A British man fighting against the Islamic State terrorist group has been killed while clearing land mines in the Syrian city of Raqqa, days after the dreaded outfit’s de facto capital was liberated, his mother has said. Jac Holmes was a painter and decorator in the sea-side town of Bournemouth on the southern coast of England when he decided to travel to Syria to join the Kurdish militia People’s Protection Units (YPG) in 2015.
The 24-year-old’s mother told the BBC that she was proud of what he had done in Syria when his death was announced by the International Peshmerga Volunteers, who are fighting ISIS alongside Kurdish forces in Iraq, on their Facebook page on Tuesday.
They reported that Holmes was killed while he was clearing an area of land mines in Raqqa to make it safe for civilians.
“He loved what he was doing there, he loved being a soldier. He had the courage of his convictions,” said Angie Blannin.
“He was just a boy when he left the UK, a little bit lost. He told me he didn’t know what he wanted to do with his life. But by going out there, he found something that he was good at and that he loved,” she said.
Holmes’ mother said she had been in touch with her son online and he had been planning to visit home after the liberation of the ISIS stronghold of Raqqa in Syria recently.

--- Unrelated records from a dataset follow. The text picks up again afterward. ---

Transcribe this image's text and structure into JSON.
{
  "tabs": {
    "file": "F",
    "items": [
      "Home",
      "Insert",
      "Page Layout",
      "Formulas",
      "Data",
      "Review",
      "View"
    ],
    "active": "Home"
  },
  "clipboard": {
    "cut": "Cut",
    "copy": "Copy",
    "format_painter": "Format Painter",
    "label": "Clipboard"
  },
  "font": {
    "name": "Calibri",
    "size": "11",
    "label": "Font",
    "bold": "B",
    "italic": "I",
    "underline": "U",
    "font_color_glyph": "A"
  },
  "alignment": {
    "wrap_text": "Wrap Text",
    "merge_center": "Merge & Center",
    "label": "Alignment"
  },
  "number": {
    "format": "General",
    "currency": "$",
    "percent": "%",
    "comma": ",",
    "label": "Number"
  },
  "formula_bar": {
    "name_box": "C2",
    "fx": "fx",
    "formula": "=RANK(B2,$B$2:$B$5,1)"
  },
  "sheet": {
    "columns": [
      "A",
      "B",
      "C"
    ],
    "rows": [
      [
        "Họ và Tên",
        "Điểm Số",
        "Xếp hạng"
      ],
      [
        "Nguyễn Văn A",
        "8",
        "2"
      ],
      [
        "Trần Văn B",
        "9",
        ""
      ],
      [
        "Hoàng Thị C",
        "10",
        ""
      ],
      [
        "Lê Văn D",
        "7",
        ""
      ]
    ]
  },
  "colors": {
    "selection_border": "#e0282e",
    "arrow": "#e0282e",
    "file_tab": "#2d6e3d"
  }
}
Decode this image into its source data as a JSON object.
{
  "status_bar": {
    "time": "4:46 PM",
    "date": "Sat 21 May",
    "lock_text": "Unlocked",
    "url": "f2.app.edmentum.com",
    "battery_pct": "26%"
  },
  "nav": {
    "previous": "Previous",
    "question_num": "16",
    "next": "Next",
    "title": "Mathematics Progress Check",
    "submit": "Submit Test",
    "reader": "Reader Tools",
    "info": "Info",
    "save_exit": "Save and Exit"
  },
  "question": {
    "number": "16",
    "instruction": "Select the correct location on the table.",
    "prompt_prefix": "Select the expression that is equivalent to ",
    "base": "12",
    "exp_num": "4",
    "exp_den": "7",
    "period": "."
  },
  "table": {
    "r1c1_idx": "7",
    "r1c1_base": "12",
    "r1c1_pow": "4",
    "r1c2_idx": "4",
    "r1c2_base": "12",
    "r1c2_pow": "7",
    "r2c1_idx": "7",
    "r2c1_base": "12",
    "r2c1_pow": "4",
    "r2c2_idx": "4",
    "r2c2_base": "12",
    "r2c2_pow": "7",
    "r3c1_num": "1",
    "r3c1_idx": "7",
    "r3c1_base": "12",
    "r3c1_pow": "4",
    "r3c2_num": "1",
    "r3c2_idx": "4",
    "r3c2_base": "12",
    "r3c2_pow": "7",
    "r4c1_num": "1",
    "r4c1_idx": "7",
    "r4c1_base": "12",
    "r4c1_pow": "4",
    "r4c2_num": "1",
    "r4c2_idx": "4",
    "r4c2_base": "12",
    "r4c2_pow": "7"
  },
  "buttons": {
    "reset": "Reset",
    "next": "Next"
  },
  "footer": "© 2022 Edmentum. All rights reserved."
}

“We thought with any luck he’d be home for Christmas. It had been so tough since he had been away but I was always 100 per cent behind him. After all this, he had said he might go into politics, or perhaps into close protection security. He’d seen so much for a boy of his age,” she added.
Several Britons are believed to have joined the YPG, widely lauded for fighting against ISIS but the group is also linked to the PKK, an insurgent group in Turkey.
Ozkan Ozdil, who fought with Holmes in Syria, said he had become well-known and respected among Kurdish fighting units.
“Everybody knew Jac. By his third tour out there his Kurdish was fluent. We had a bit of a laugh that he was my Kurdish translator,” he said.
Holmes, also known by his Kurdish adopted name of Sores Amanos – “sores” meaning “revolution”, fought in operations to push Islamic State (ISIS) out of Syrian towns and villages including Tel Hamis, Manbij, Tabqa and Raqqa.
He said he knew he could face arrest by the UK authorities for fighting abroad, but said in the past that he hoped that the British justice system would work in the “correct way”.
Seen as among the earliest and highest-profile recruits to the YPG, Holmes regularly posted live broadcasts from inside Syria on his Facebook page.
The Syrian Democratic Forces with the support from the US-led international coalition declared on Friday the “total liberation” of Raqqa, which for more than three years was the de facto capital of ISIS terror group.